======== Information given ========
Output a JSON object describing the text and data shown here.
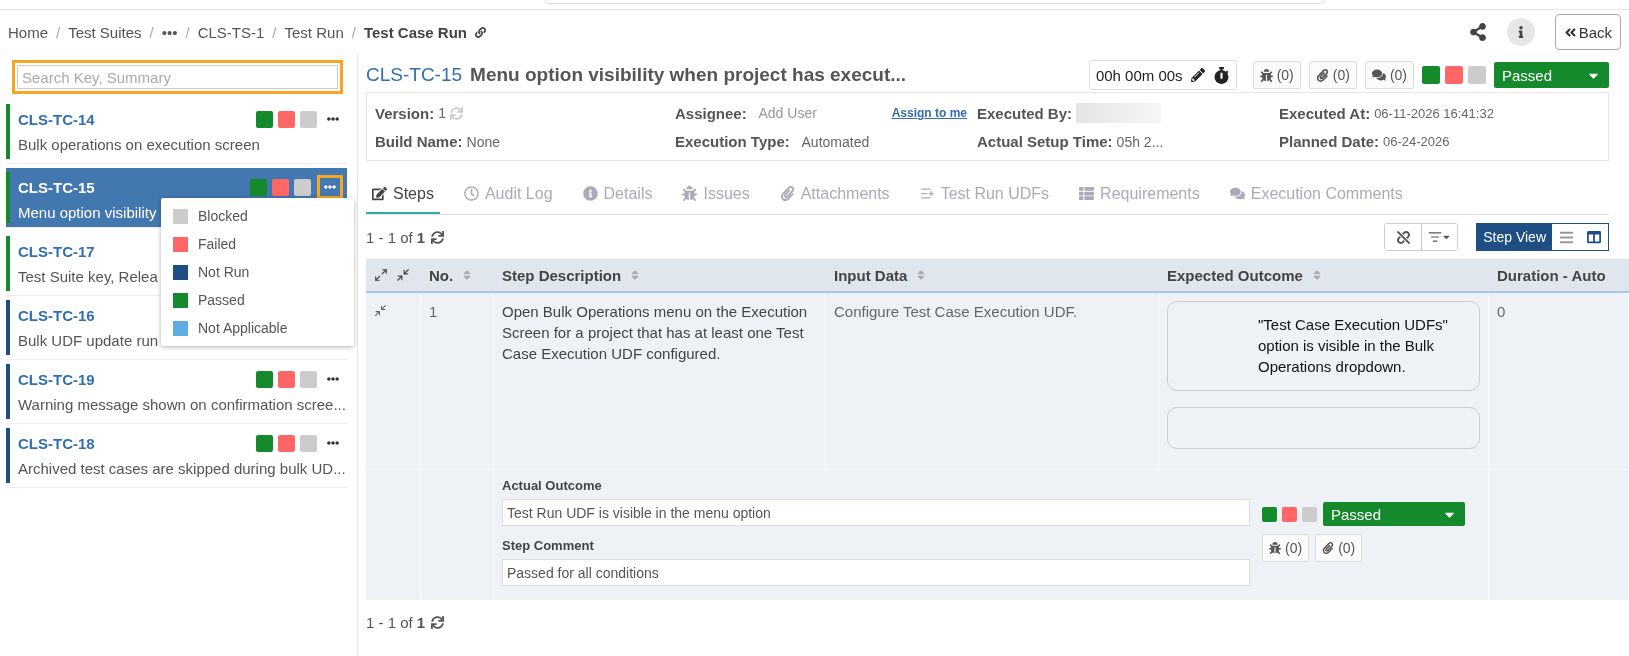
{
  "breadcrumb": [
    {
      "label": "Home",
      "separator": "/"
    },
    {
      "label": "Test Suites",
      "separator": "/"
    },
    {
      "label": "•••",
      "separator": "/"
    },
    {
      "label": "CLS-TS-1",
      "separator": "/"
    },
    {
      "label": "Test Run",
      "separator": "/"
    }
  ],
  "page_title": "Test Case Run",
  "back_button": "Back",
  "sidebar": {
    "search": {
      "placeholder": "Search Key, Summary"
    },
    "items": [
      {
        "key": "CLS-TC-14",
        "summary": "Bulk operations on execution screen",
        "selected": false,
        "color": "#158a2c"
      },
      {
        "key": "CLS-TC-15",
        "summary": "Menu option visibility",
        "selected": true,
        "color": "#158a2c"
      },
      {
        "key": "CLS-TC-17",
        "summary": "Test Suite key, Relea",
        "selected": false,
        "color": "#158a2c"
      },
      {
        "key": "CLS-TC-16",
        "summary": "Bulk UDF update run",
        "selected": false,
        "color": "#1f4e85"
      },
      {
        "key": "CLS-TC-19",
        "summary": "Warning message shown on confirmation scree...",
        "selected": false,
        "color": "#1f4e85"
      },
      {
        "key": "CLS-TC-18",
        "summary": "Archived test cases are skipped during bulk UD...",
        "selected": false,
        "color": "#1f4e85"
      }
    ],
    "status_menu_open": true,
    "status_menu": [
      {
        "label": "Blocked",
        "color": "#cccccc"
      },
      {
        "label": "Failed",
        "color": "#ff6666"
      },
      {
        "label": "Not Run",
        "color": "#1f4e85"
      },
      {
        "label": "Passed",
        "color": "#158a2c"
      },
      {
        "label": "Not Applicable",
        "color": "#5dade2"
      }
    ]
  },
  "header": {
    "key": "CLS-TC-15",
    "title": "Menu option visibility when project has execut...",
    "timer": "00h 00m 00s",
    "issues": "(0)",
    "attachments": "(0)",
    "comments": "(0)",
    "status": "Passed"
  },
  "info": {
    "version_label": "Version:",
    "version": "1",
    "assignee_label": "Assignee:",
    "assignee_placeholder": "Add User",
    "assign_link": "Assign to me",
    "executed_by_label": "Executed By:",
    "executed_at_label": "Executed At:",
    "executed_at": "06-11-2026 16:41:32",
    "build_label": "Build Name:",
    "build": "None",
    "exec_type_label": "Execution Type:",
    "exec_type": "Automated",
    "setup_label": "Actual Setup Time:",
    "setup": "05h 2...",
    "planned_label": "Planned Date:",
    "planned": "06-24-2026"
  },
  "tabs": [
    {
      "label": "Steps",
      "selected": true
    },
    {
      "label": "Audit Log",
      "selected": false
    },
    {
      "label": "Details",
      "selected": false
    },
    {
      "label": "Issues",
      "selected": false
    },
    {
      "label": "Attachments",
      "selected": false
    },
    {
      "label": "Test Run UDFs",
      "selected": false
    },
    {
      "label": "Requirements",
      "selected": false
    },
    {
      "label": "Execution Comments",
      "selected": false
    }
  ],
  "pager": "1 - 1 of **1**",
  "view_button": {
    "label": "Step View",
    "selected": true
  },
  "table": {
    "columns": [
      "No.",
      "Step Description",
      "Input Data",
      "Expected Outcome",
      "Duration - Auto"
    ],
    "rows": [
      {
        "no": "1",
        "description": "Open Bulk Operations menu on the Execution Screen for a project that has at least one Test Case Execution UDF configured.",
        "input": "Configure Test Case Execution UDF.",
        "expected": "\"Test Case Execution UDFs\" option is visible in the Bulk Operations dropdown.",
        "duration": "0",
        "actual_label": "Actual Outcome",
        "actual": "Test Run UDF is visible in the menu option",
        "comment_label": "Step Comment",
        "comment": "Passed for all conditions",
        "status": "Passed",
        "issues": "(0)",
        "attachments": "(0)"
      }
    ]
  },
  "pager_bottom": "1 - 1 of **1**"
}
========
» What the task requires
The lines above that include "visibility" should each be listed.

» Expected output
        "summary": "Menu option visibility",
    "title": "Menu option visibility when project has execut...",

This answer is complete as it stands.